Session 15 – Freedom of Movement; Human Rights Education

As prepared for delivery U.S. Head of Delegation J. Brian Atwood | OSCE Human Dimension Implementation Meeting | Warsaw, October 1, 2014

Moderator, twenty-five years ago, the participating States witnessed something remarkable and previously unthinkable. In the summer of 1989, Hungary dismantled the Iron Curtain along its border with Austria, eventually enabling tens of thousands of East Germans to reach the West. Hungary’s actions helped propel an extraordinary transition to democracy.

The right to leave and return to one’s country is enshrined in the Universal Declaration of Human Rights. Unfortunately, some participating States still do not comply with their OSCE commitments in this area and inhibit both external and internal movement.

Denial of exit visas has been used to prevent activists and human rights defenders from traveling

Uzbekistan continues to require its citizens and stateless persons to obtain exit visas to leave the country. In addition, though it does not require exit visas for foreign citizens residing in Uzbekistan, in some cases it unilaterally blocks their departure from the country citing legal reasons. Denial of exit visas has been used to prevent activists and human rights defenders from traveling outside the country.

Tajikistan has banned students from traveling abroad to attend religious school and requires students who wish to study at religious institutions abroad to first obtain state permission. The United States welcomed the news on September 10 that Tajikistani academic Alexander Sodiqov, a PhD student at the University of Toronto, who was arrested in Tajikistan while researching conflict prevention, was finally permitted to return to Canada.

While we welcome Turkmenistan’s decision last year to issue its new biometric passports to dual citizens, we are concerned that the issuance of these passports was suspended in April without explanation. The government denies that it maintains a list of persons not permitted to leave the country, but on April 10, 2014, Turkmenistan border police told Ruslan Tukhbatullin, the brother of human rights activist Farid Tukhbatullin, that he was not allowed to leave the country because he and his nine-year-old son are on a list of people banned from foreign travel. In addition, Turkmenistan also restricts travel by students wishing to study in certain countries.
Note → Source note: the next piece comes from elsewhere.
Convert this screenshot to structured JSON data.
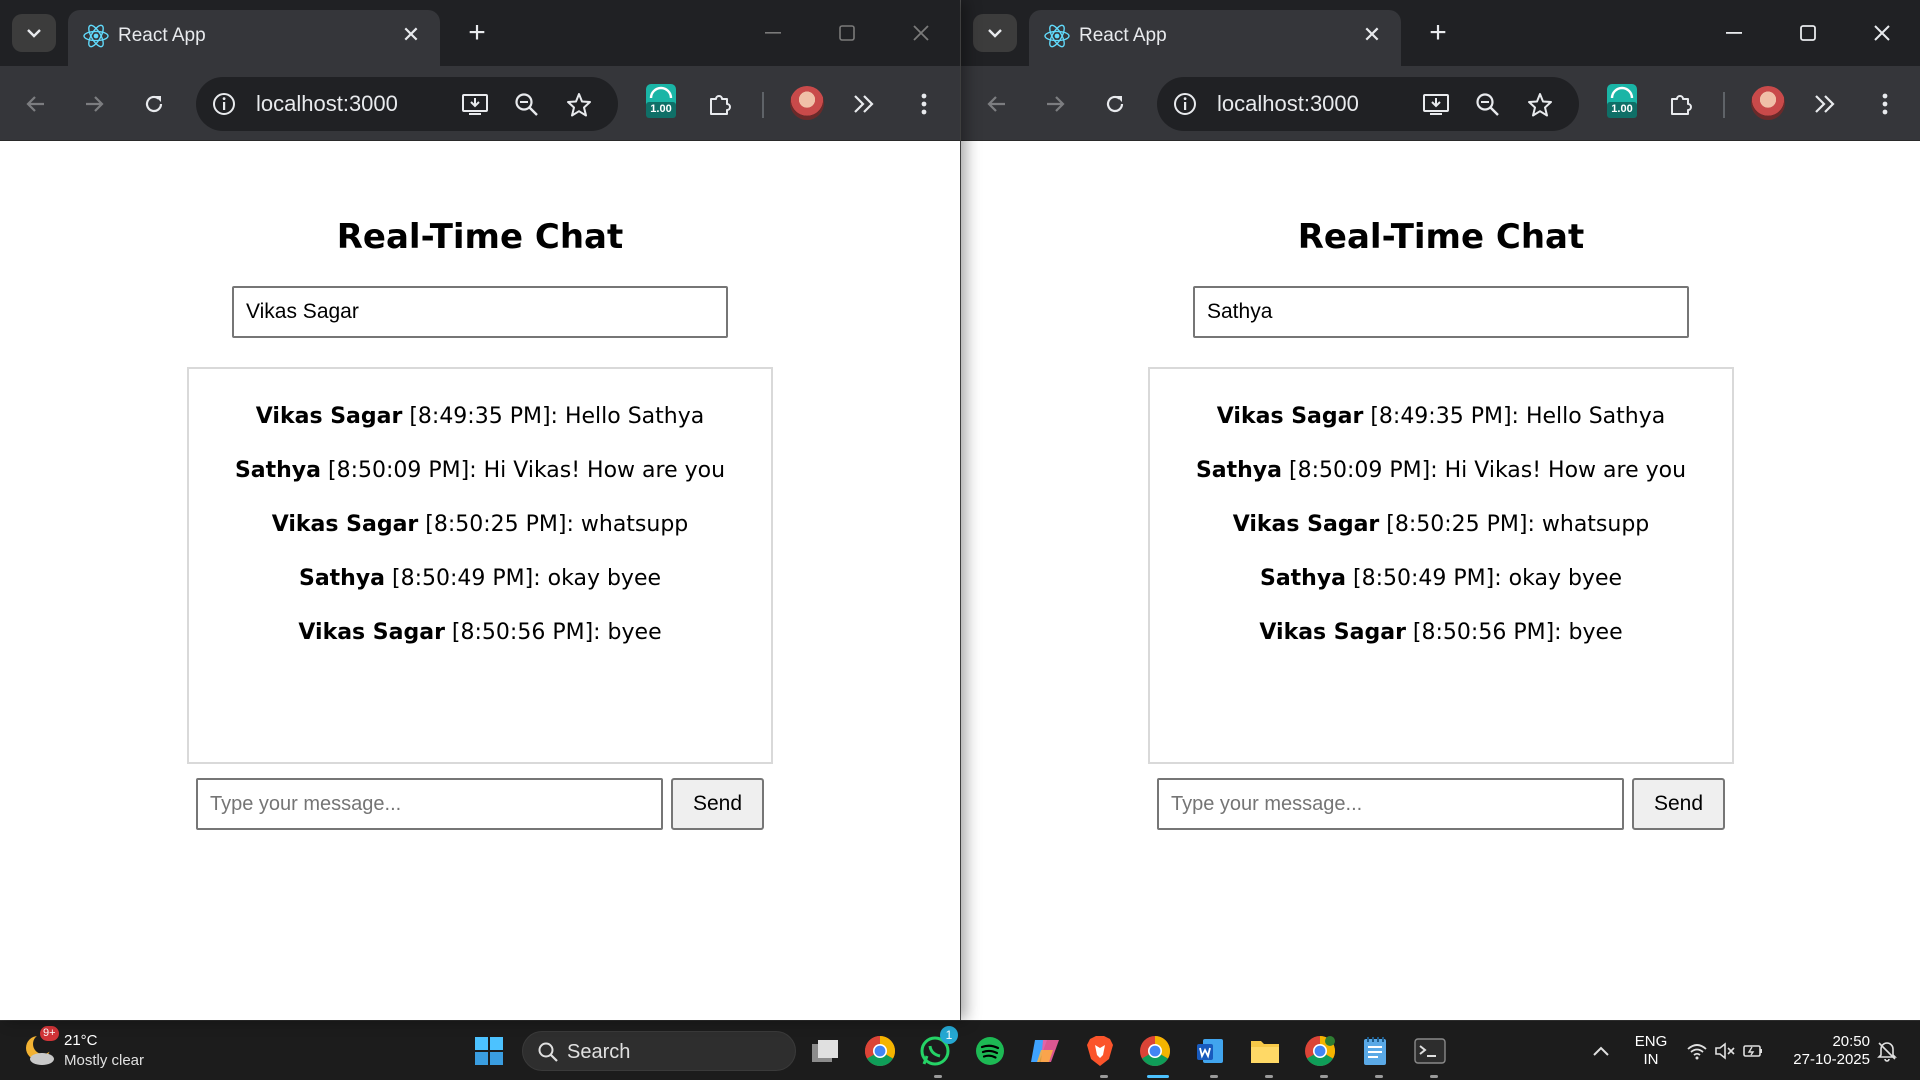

The director of a Crimean Tatar NGO was dragged from his car by a masked assailant who took his passport

In recent days, five NGO representatives from Russia and Russia-occupied Crimea were prevented from travelling to participate in the World Conference on Indigenous Peoples, which is part of the UN General Assembly. One of the representatives, Nadir Bekr, the director of a Crimean Tatar NGO, was dragged from his car by a masked assailant who took his passport. In some cases targeting “troublesome” travelers, border guards have damaged passports to obstruct travel, and assailants have glued doors shut or slashed tires to obstruct departure for the airport. We condemn these thuggish, systematic efforts to restrict freedom of expression, association, peaceful assembly, and movement.

Azerbaijan continues to prevent some civil society activists from traveling outside the country. Since our last HDIM, authorities prohibited prominent human rights activists Anar Mammadli, Leyla Yunus, and Arif Yunus from attending international conferences. Since 2006 the government has prevented the foreign travel of Popular Front Party chairman Ali Kerimli by refusing to renew his passport.

In June, the Constitutional Court of Macedonia declared some sections of the controversial Law on Travel Documents to be unconstitutional. The court held that articles of the law that permitted certain restrictions on the ability of Macedonian citizens to leave their country were incompatible with the constitutional right to freedom of movement. We welcome the Macedonian Constitutional Court’s ruling on freedom of movement. We note with concern, however, that NGOs continue to document cases where the Ministry of the Interior issued decisions to confiscate passports, in apparent violation of the Court’s ruling. We call on the Macedonian government to fully and transparently implement the ruling to guarantee Macedonian citizens’ right to freedom of movement.

We also call on all participating States to fully uphold their OSCE human dimension commitments and neither interfere with nor harass civil society participants who have participated in and/or attended HDIM or similar events.